1. No longer current; gone by; over: His youth is past.
2. Having existed or occurred in an earlier time; bygone: past events; in years past.
a. Earlier than the present time; ago: 40 years past.
b. Just gone by or elapsed: in the past few days.
4. Having served formerly in a given capacity, especially an official one: a past president; a past inmate of a cell.
5. Grammar Of, relating to, or being a verb tense or form used to express an action or condition prior to the time it is expressed.
1. The time before the present.
a. Previous background, career, experiences, and activities: an elderly person with a distinguished past.
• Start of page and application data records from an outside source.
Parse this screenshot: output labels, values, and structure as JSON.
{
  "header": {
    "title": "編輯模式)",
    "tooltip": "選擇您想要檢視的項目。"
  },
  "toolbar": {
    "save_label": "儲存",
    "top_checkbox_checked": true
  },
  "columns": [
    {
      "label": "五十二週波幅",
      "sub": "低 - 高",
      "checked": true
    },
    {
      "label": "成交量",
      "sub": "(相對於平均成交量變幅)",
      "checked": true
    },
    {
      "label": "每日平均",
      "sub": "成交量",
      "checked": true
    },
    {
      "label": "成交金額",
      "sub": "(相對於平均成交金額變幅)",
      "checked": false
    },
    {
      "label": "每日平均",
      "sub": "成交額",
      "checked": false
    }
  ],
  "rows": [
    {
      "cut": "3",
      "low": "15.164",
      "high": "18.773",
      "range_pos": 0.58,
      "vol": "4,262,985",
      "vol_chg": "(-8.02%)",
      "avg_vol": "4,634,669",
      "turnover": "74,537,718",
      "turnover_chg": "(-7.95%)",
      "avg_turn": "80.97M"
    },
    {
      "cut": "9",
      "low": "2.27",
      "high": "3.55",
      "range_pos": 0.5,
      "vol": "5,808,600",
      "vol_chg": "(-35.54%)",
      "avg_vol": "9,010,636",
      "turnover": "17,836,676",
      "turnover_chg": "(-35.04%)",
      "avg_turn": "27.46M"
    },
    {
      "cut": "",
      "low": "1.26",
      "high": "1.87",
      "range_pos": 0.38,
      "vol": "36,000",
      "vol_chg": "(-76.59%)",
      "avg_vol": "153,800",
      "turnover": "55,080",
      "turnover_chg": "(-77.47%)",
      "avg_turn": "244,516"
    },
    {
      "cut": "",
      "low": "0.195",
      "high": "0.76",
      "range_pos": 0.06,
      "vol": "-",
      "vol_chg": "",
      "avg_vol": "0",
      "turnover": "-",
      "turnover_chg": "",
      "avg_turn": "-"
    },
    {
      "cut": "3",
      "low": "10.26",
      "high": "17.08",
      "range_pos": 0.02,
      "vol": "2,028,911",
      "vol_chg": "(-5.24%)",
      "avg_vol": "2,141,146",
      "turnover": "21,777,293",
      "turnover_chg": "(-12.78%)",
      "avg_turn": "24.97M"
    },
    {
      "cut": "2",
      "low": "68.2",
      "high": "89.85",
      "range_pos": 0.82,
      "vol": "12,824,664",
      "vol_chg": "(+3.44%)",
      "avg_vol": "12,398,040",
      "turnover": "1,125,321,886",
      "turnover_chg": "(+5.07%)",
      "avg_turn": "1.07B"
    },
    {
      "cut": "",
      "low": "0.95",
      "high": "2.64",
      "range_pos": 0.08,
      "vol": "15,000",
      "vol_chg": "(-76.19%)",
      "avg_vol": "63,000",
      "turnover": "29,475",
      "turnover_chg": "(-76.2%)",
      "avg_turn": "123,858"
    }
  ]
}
b. A former period of someone's life kept secret or thought to be shameful: a family with a checkered past.
a. The past tense.
b. A verb form in the past tense.
So as to pass by or go beyond: He waved as he walked past.
1. Beyond in time; later than or after: past midnight; a quarter past two.
2. Beyond in position; farther than: The house is a mile past the first stoplight. They walked past the memorial in silence.
a. Beyond the power, scope, extent, or influence of: The problem is past the point of resolution.
b. Beyond in development or appropriateness: The child is past drinking from a bottle. You're past sucking your thumb, so don't do it.
4. Beyond the number or amount of: The child couldn't count past 20. See Usage Note at pass.
[Middle English, from past participle of passen, to pass; see PASS.]
The American Heritage® Dictionary of the English Language, Fifth Edition copyright ©2019 by Houghton Mifflin Harcourt Publishing Company. All rights reserved.
Indo-European & Semitic Roots Appendices
Thousands of entries in the dictionary include etymologies that trace their origins back to reconstructed proto-languages. You can obtain more information about these forms in our online appendices:
The Indo-European appendix covers nearly half of the Indo-European roots that have left their mark on English words. A more complete treatment of Indo-European roots and the English words derived from them is available in our Dictionary of Indo-European Roots.